Skip Navigation Links weather.gov 
NOAA logo - Click to go to the NOAA homepage National Weather Service   NWS logo - Click to go to the NWS homepage
The Weather Prediction Center

 
 

 

Follow the Weather Prediction Center on Facebook Follow the Weather Prediction Center on Twitter
NCEP Quarterly Newsletter
WPC Home
Analyses and Forecasts
   National High & Low
   WPC Discussions
   Surface Analysis
   Days ½-2½ CONUS
   Days 3-7 CONUS
   Days 4-8 Alaska
   QPF
   PQPF
   Flood Outlook
   Winter Weather
   Storm Summaries
   Heat Index
   Tropical Products
   Daily Weather Map
   GIS Products
Current Watches/
Warnings

Satellite and Radar Imagery
  GOES-East Satellite
  GOES-West Satellite
  National Radar
Product Archive
WPC Verification
   QPF
   Medium Range
   Model Diagnostics
   Event Reviews
   Winter Weather
International Desks
Development and Training
   Development
WPC Overview
   About the WPC
   Staff
   WPC History
   Other Sites
   FAQs
Meteorological Calculators
Contact Us
   About Our Site
 
USA.gov is the U.S. Government's official web portal to all federal, state, and local government web resources and services.
 
Short Range Public Discussion
 
(Caution: Version displayed is not the latest version. - Issued 0745Z Apr 11, 2021)
 
Version Selection
Versions back from latest:  0   1   2   3   4   5   6   7   8   9   10   
 
Abbreviations and acronyms used in this product
 
Geographic Boundaries -  Map 1: Color  Black/White       Map 2: Color  Black/White
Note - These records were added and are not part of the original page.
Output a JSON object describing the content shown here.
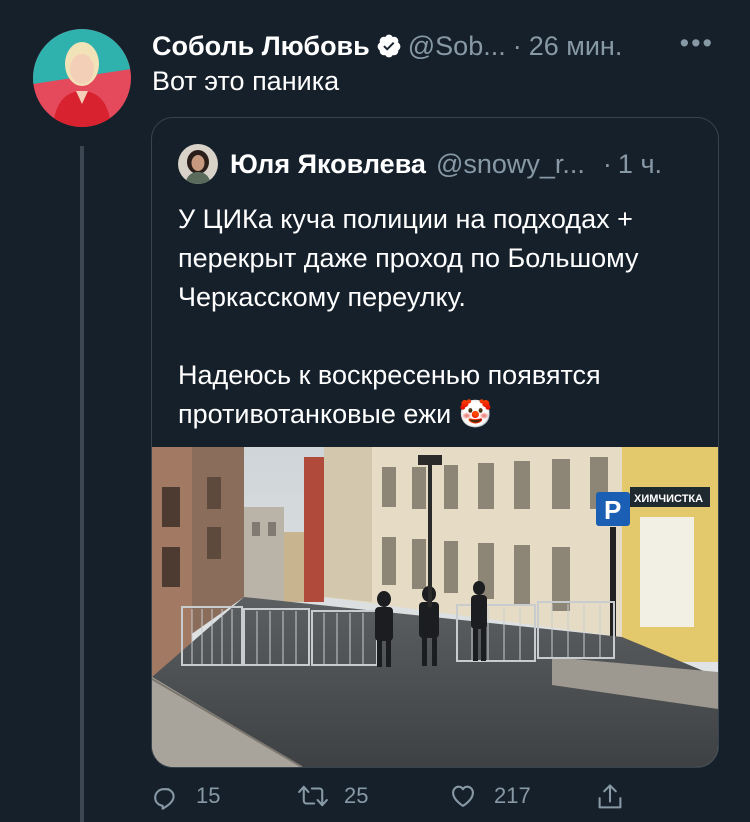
{
  "tweet": {
    "author_name": "Соболь Любовь",
    "handle": "@Sob...",
    "separator": "·",
    "time": "26 мин.",
    "more": "•••",
    "text": "Вот это паника"
  },
  "quoted": {
    "author_name": "Юля Яковлева",
    "handle": "@snowy_r...",
    "separator": "·",
    "time": "1 ч.",
    "paragraph1": "У ЦИКа куча полиции на подходах + перекрыт даже проход по Большому Черкасскому переулку.",
    "paragraph2": "Надеюсь к воскресенью появятся противотанковые ежи 🤡",
    "image_signs": {
      "parking": "P",
      "shop": "ХИМЧИСТКА"
    }
  },
  "actions": {
    "reply_count": "15",
    "retweet_count": "25",
    "like_count": "217"
  },
  "colors": {
    "background": "#15202b",
    "muted": "#8899a6",
    "border": "#38444d",
    "verified": "#ffffff"
  },
  "icons": [
    "verified-badge-icon",
    "more-icon",
    "reply-icon",
    "retweet-icon",
    "like-icon",
    "share-icon"
  ]
}
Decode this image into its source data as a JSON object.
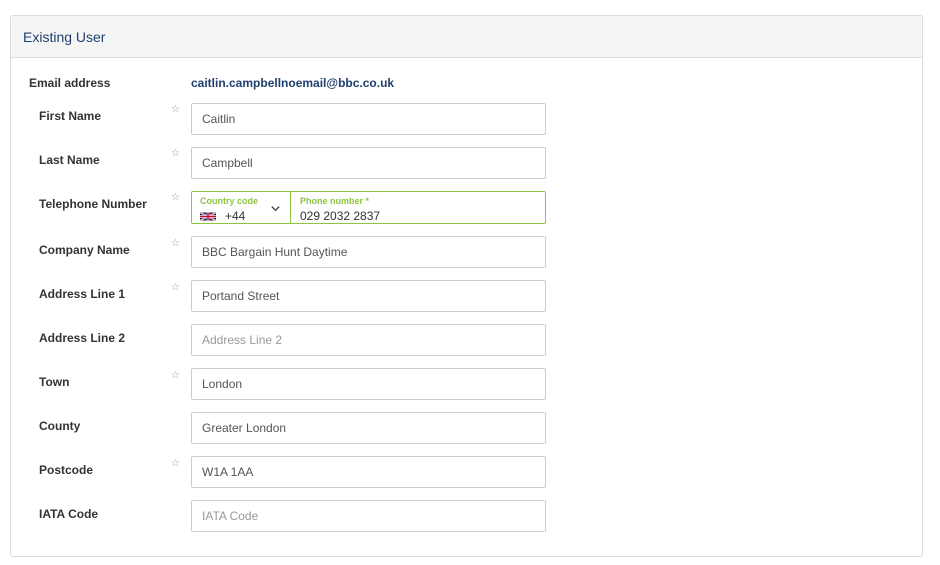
{
  "panel": {
    "title": "Existing User"
  },
  "form": {
    "email": {
      "label": "Email address",
      "value": "caitlin.campbellnoemail@bbc.co.uk"
    },
    "first_name": {
      "label": "First Name",
      "required": "☆",
      "value": "Caitlin",
      "placeholder": ""
    },
    "last_name": {
      "label": "Last Name",
      "required": "☆",
      "value": "Campbell",
      "placeholder": ""
    },
    "telephone": {
      "label": "Telephone Number",
      "required": "☆",
      "country_code_label": "Country code",
      "country_code_value": "+44",
      "country_flag": "uk-flag-icon",
      "phone_label": "Phone number *",
      "phone_value": "029 2032 2837"
    },
    "company_name": {
      "label": "Company Name",
      "required": "☆",
      "value": "BBC Bargain Hunt Daytime",
      "placeholder": ""
    },
    "address_line_1": {
      "label": "Address Line 1",
      "required": "☆",
      "value": "Portand Street",
      "placeholder": ""
    },
    "address_line_2": {
      "label": "Address Line 2",
      "value": "",
      "placeholder": "Address Line 2"
    },
    "town": {
      "label": "Town",
      "required": "☆",
      "value": "London",
      "placeholder": ""
    },
    "county": {
      "label": "County",
      "value": "Greater London",
      "placeholder": ""
    },
    "postcode": {
      "label": "Postcode",
      "required": "☆",
      "value": "W1A 1AA",
      "placeholder": ""
    },
    "iata_code": {
      "label": "IATA Code",
      "value": "",
      "placeholder": "IATA Code"
    }
  },
  "colors": {
    "accent_green": "#8cc63f",
    "title_blue": "#1f3f6e"
  }
}
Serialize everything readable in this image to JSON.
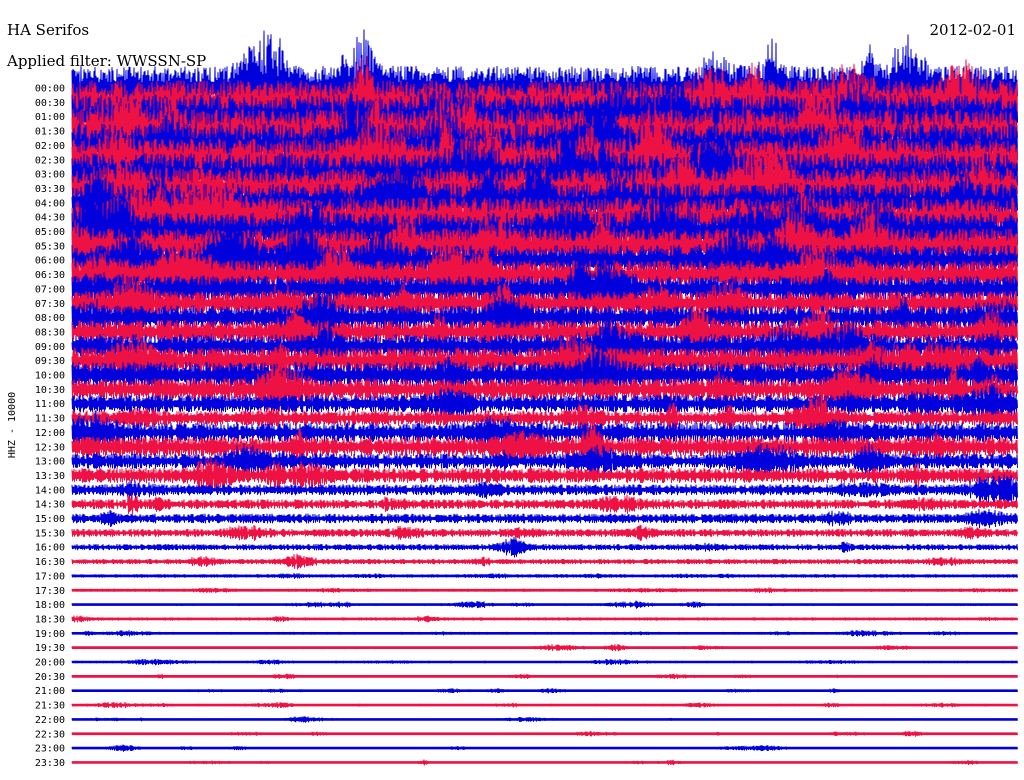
{
  "header": {
    "station": "HA Serifos",
    "date": "2012-02-01",
    "filter": "Applied filter: WWSSN-SP"
  },
  "chart_data": {
    "type": "line",
    "title": "HA Serifos",
    "date": "2012-02-01",
    "filter": "WWSSN-SP",
    "ylabel": "HHZ - 10000",
    "colors": [
      "#0000dd",
      "#ee1144"
    ],
    "rows": [
      {
        "label": "00:00",
        "color": "#0000dd",
        "amp": 1.0
      },
      {
        "label": "00:30",
        "color": "#ee1144",
        "amp": 1.0
      },
      {
        "label": "01:00",
        "color": "#0000dd",
        "amp": 1.0
      },
      {
        "label": "01:30",
        "color": "#ee1144",
        "amp": 1.0
      },
      {
        "label": "02:00",
        "color": "#0000dd",
        "amp": 1.0
      },
      {
        "label": "02:30",
        "color": "#ee1144",
        "amp": 1.0
      },
      {
        "label": "03:00",
        "color": "#0000dd",
        "amp": 0.95
      },
      {
        "label": "03:30",
        "color": "#ee1144",
        "amp": 0.95
      },
      {
        "label": "04:00",
        "color": "#0000dd",
        "amp": 0.9
      },
      {
        "label": "04:30",
        "color": "#ee1144",
        "amp": 0.9
      },
      {
        "label": "05:00",
        "color": "#0000dd",
        "amp": 0.85
      },
      {
        "label": "05:30",
        "color": "#ee1144",
        "amp": 0.8
      },
      {
        "label": "06:00",
        "color": "#0000dd",
        "amp": 0.7
      },
      {
        "label": "06:30",
        "color": "#ee1144",
        "amp": 0.65
      },
      {
        "label": "07:00",
        "color": "#0000dd",
        "amp": 0.6
      },
      {
        "label": "07:30",
        "color": "#ee1144",
        "amp": 0.55
      },
      {
        "label": "08:00",
        "color": "#0000dd",
        "amp": 0.55
      },
      {
        "label": "08:30",
        "color": "#ee1144",
        "amp": 0.55
      },
      {
        "label": "09:00",
        "color": "#0000dd",
        "amp": 0.55
      },
      {
        "label": "09:30",
        "color": "#ee1144",
        "amp": 0.6
      },
      {
        "label": "10:00",
        "color": "#0000dd",
        "amp": 0.6
      },
      {
        "label": "10:30",
        "color": "#ee1144",
        "amp": 0.5
      },
      {
        "label": "11:00",
        "color": "#0000dd",
        "amp": 0.4
      },
      {
        "label": "11:30",
        "color": "#ee1144",
        "amp": 0.35
      },
      {
        "label": "12:00",
        "color": "#0000dd",
        "amp": 0.45
      },
      {
        "label": "12:30",
        "color": "#ee1144",
        "amp": 0.45
      },
      {
        "label": "13:00",
        "color": "#0000dd",
        "amp": 0.35
      },
      {
        "label": "13:30",
        "color": "#ee1144",
        "amp": 0.35
      },
      {
        "label": "14:00",
        "color": "#0000dd",
        "amp": 0.25
      },
      {
        "label": "14:30",
        "color": "#ee1144",
        "amp": 0.22
      },
      {
        "label": "15:00",
        "color": "#0000dd",
        "amp": 0.22
      },
      {
        "label": "15:30",
        "color": "#ee1144",
        "amp": 0.18
      },
      {
        "label": "16:00",
        "color": "#0000dd",
        "amp": 0.14
      },
      {
        "label": "16:30",
        "color": "#ee1144",
        "amp": 0.12
      },
      {
        "label": "17:00",
        "color": "#0000dd",
        "amp": 0.08
      },
      {
        "label": "17:30",
        "color": "#ee1144",
        "amp": 0.07
      },
      {
        "label": "18:00",
        "color": "#0000dd",
        "amp": 0.06
      },
      {
        "label": "18:30",
        "color": "#ee1144",
        "amp": 0.07
      },
      {
        "label": "19:00",
        "color": "#0000dd",
        "amp": 0.06
      },
      {
        "label": "19:30",
        "color": "#ee1144",
        "amp": 0.06
      },
      {
        "label": "20:00",
        "color": "#0000dd",
        "amp": 0.06
      },
      {
        "label": "20:30",
        "color": "#ee1144",
        "amp": 0.05
      },
      {
        "label": "21:00",
        "color": "#0000dd",
        "amp": 0.05
      },
      {
        "label": "21:30",
        "color": "#ee1144",
        "amp": 0.06
      },
      {
        "label": "22:00",
        "color": "#0000dd",
        "amp": 0.05
      },
      {
        "label": "22:30",
        "color": "#ee1144",
        "amp": 0.05
      },
      {
        "label": "23:00",
        "color": "#0000dd",
        "amp": 0.05
      },
      {
        "label": "23:30",
        "color": "#ee1144",
        "amp": 0.05
      }
    ]
  }
}
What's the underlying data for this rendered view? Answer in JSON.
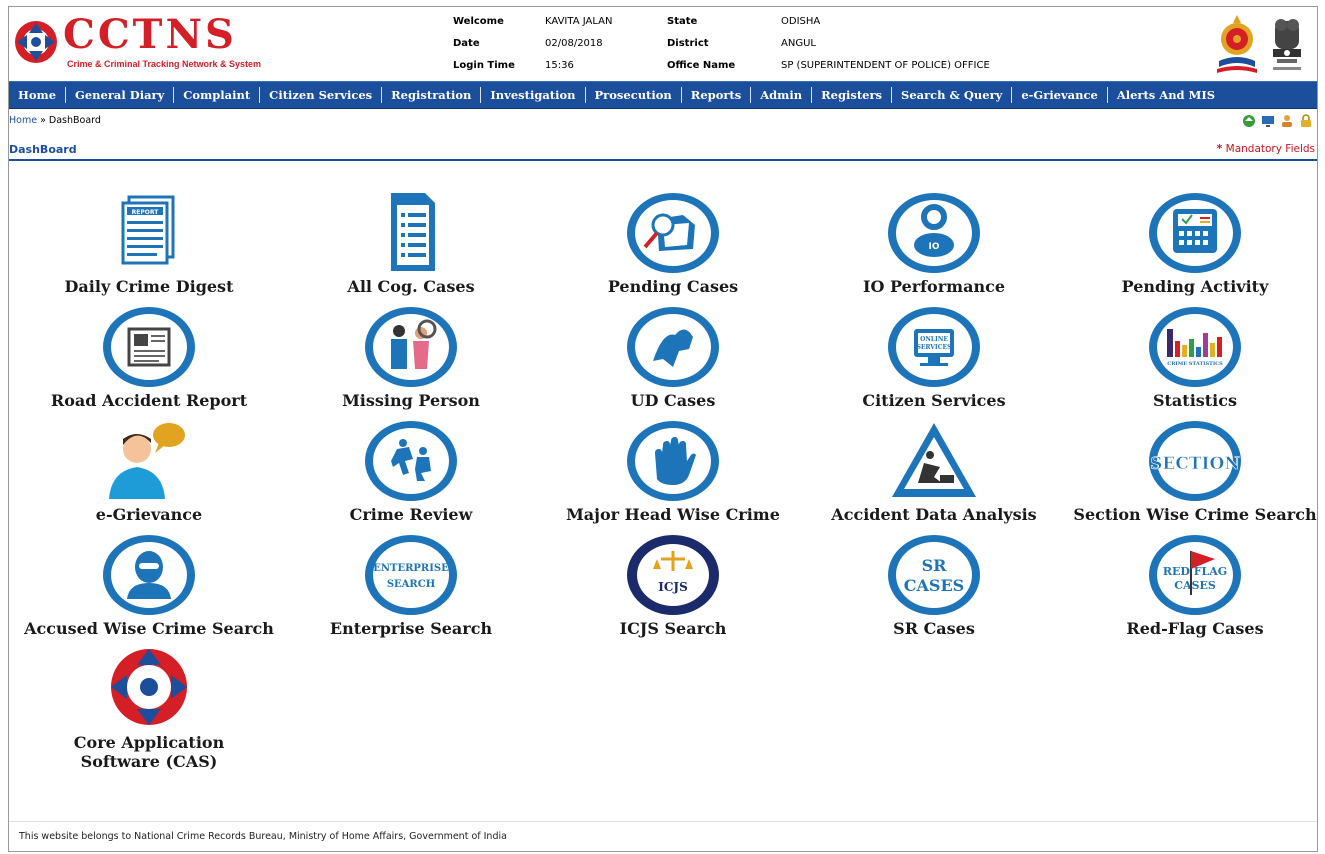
{
  "header": {
    "logo_title": "CCTNS",
    "logo_subtitle": "Crime & Criminal Tracking Network & System",
    "info": {
      "welcome_label": "Welcome",
      "welcome_value": "KAVITA JALAN",
      "date_label": "Date",
      "date_value": "02/08/2018",
      "login_label": "Login Time",
      "login_value": "15:36",
      "state_label": "State",
      "state_value": "ODISHA",
      "district_label": "District",
      "district_value": "ANGUL",
      "office_label": "Office Name",
      "office_value": "SP (SUPERINTENDENT OF POLICE) OFFICE"
    }
  },
  "nav": {
    "items": [
      "Home",
      "General Diary",
      "Complaint",
      "Citizen Services",
      "Registration",
      "Investigation",
      "Prosecution",
      "Reports",
      "Admin",
      "Registers",
      "Search & Query",
      "e-Grievance",
      "Alerts And MIS"
    ]
  },
  "breadcrumb": {
    "home": "Home",
    "separator": " » ",
    "current": "DashBoard"
  },
  "page": {
    "title": "DashBoard",
    "mandatory_star": "*",
    "mandatory_text": " Mandatory Fields"
  },
  "tiles": [
    {
      "label": "Daily Crime Digest",
      "icon": "report-icon"
    },
    {
      "label": "All Cog. Cases",
      "icon": "document-list-icon"
    },
    {
      "label": "Pending Cases",
      "icon": "folder-search-icon"
    },
    {
      "label": "IO Performance",
      "icon": "io-performance-icon"
    },
    {
      "label": "Pending Activity",
      "icon": "pending-activity-icon"
    },
    {
      "label": "Road Accident Report",
      "icon": "newspaper-icon"
    },
    {
      "label": "Missing Person",
      "icon": "missing-person-icon"
    },
    {
      "label": "UD Cases",
      "icon": "ud-cases-icon"
    },
    {
      "label": "Citizen Services",
      "icon": "online-services-icon"
    },
    {
      "label": "Statistics",
      "icon": "statistics-icon"
    },
    {
      "label": "e-Grievance",
      "icon": "user-chat-icon"
    },
    {
      "label": "Crime Review",
      "icon": "crime-review-icon"
    },
    {
      "label": "Major Head Wise Crime",
      "icon": "hand-stop-icon"
    },
    {
      "label": "Accident Data Analysis",
      "icon": "warning-sign-icon"
    },
    {
      "label": "Section Wise Crime Search",
      "icon": "section-icon"
    },
    {
      "label": "Accused Wise Crime Search",
      "icon": "masked-person-icon"
    },
    {
      "label": "Enterprise Search",
      "icon": "enterprise-search-icon"
    },
    {
      "label": "ICJS Search",
      "icon": "icjs-icon"
    },
    {
      "label": "SR Cases",
      "icon": "sr-cases-icon"
    },
    {
      "label": "Red-Flag Cases",
      "icon": "red-flag-icon"
    },
    {
      "label": "Core Application Software (CAS)",
      "icon": "cas-logo-icon"
    }
  ],
  "icon_text": {
    "report": "REPORT",
    "online": "ONLINE",
    "services": "SERVICES",
    "crime_stats": "CRIME STATISTICS",
    "section": "SECTION",
    "enterprise": "ENTERPRISE",
    "search": "SEARCH",
    "icjs": "ICJS",
    "sr": "SR",
    "cases": "CASES",
    "red_flag": "RED FLAG"
  },
  "footer": {
    "text": "This website belongs to National Crime Records Bureau, Ministry of Home Affairs, Government of India"
  },
  "colors": {
    "nav_bg": "#1b4f9c",
    "icon_blue": "#1d74b8",
    "brand_red": "#d41f26"
  }
}
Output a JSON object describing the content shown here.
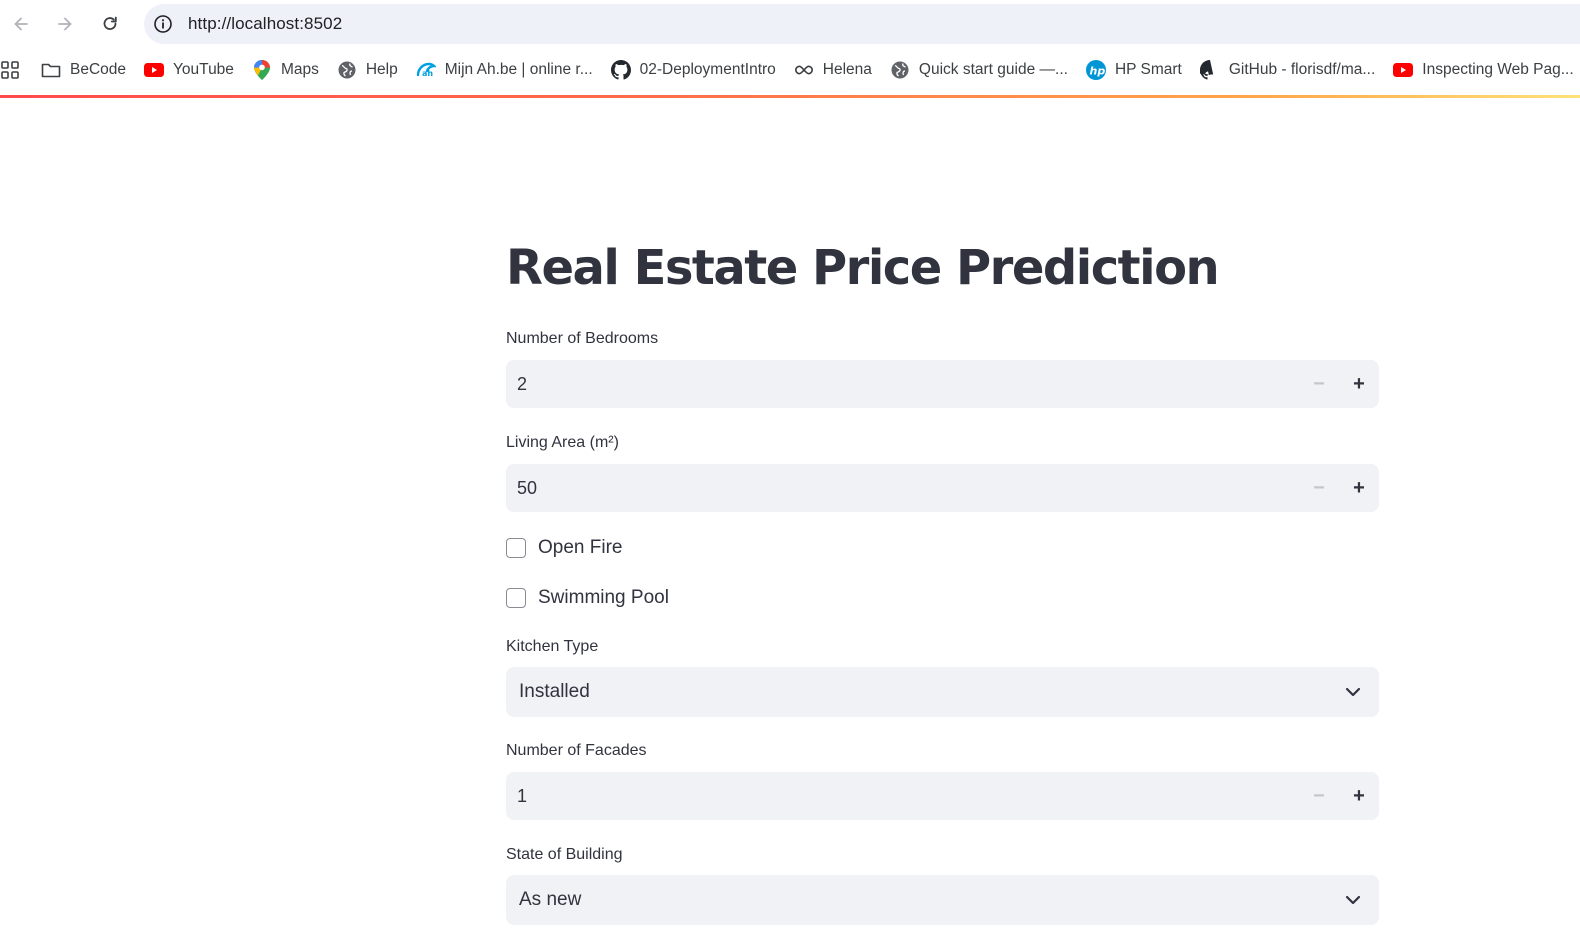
{
  "browser": {
    "url": "http://localhost:8502",
    "bookmarks": [
      {
        "label": "BeCode",
        "icon": "folder-icon"
      },
      {
        "label": "YouTube",
        "icon": "youtube-icon"
      },
      {
        "label": "Maps",
        "icon": "maps-pin-icon"
      },
      {
        "label": "Help",
        "icon": "globe-icon"
      },
      {
        "label": "Mijn Ah.be | online r...",
        "icon": "ah-icon"
      },
      {
        "label": "02-DeploymentIntro",
        "icon": "github-icon"
      },
      {
        "label": "Helena",
        "icon": "infinity-icon"
      },
      {
        "label": "Quick start guide —...",
        "icon": "globe-icon"
      },
      {
        "label": "HP Smart",
        "icon": "hp-icon"
      },
      {
        "label": "GitHub - florisdf/ma...",
        "icon": "github-icon"
      },
      {
        "label": "Inspecting Web Pag...",
        "icon": "youtube-icon"
      }
    ]
  },
  "app": {
    "title": "Real Estate Price Prediction",
    "bedrooms": {
      "label": "Number of Bedrooms",
      "value": "2",
      "minus": "−",
      "plus": "+"
    },
    "living_area": {
      "label": "Living Area (m²)",
      "value": "50",
      "minus": "−",
      "plus": "+"
    },
    "open_fire": {
      "label": "Open Fire",
      "checked": false
    },
    "swimming_pool": {
      "label": "Swimming Pool",
      "checked": false
    },
    "kitchen_type": {
      "label": "Kitchen Type",
      "value": "Installed"
    },
    "facades": {
      "label": "Number of Facades",
      "value": "1",
      "minus": "−",
      "plus": "+"
    },
    "state_of_building": {
      "label": "State of Building",
      "value": "As new"
    }
  },
  "colors": {
    "accent": "#ff4b4b",
    "input_bg": "#f0f2f6",
    "text": "#31333f"
  }
}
Short Range Forecast Discussion NWS Weather Prediction Center College Park MD 345 AM EDT Sun Apr 11 2021 Valid 12Z Sun Apr 11 2021 - 12Z Tue Apr 13 2021 ...Wet and stormy from the Great Lakes to the East Coast today; scattered showers to stick around the Great Lakes and Northeast on Monday... ...Dome of Canadian high pressure to direct below normal temperatures from the Northwest and northern Rockies today into the Nation's Heartland to open the week... ...Elevated fire weather risk remains in place for parts of the Southwest; Wind Advisories in the northern High Plains today... An occluded low pressure system entering the Great Lakes will continue to spawn areas of showers and thunderstorms from the Upper Mississippi Valley to the East Coast today. The best chances for potentially severe thunderstorms reside within the storm system's warm sector over the Mid-Atlantic and ahead of its associated cold front in Florida. In fact, a Slight Risk for severe weather is in place for much of the Florida Peninsula. Abnormally cool temperatures reside beneath a cold and potent upper low also tracking into the Great Lakes later today. High temps ranging between the low-mid 50s are expected from the Wisconsin on south and east into the Ohio Valley. The storm system will gradually weaken Sunday night and into Monday but is in no rush to leave the northeastern quarter of the Lower 48. This keeps spotty showers and mostly cloudy conditions in place throughout the Great Lakes and Northeast into the start of the week. The good news is the cold front races into the northwest Atlantic on Monday and a weak area of high pressure moves in across the Southeast, making for a drier and quieter start to the work-week. Farther west, an area of low pressure ushers in a seasonally cool temperature regime to the Northwest and northern Rockies. Some spots in the Pacific Northwest may even see record cold low temps this morning. In wake of the storm's cold frontal passage, a dome of Canadian high pressure spilling down from western provinces will support the push of abnormally colder temperatures southward the first half of the upcoming week. Places like the southern High Plains go from a more summer-like regime on Sunday to feeling more like March come Monday. Cooler temperatures are forecast to overtake the Mississippi Valley by Tuesday. Along with the colder temperatures, areas of mountain snow across the northern and central Rockies are likely to transpire both today and Monday. A meandering upper low over the North-Central U.S. could lead to several inches of accumulating snowfall in parts of North Dakota and northern Minnesota late Sunday and into Monday. Regarding other weather hazards around the country, fire weather conditions remain at elevated levels in parts of the Southwest and the central High Plains today. Fire weather conditions improve in the central High Plain on Monday, but persist in parts of New Mexico and Arizona. Plus, abnormally chilly conditions have led to some Frost Advisories being issued for parts of the central Plains and along the coast of northern California and southwest Oregon. Lastly, there are a handful of High Wind Warnings in place for western South Dakota and Wyoming this morning. Wind Advisories have also been posted for parts of the western Dakotas and eastern Montana through this evening as wind gusts could reach as high as 55 mph at times. Mullinax Graphics available at www.wpc.ncep.noaa.gov/basicwx/basicwx_ndfd.php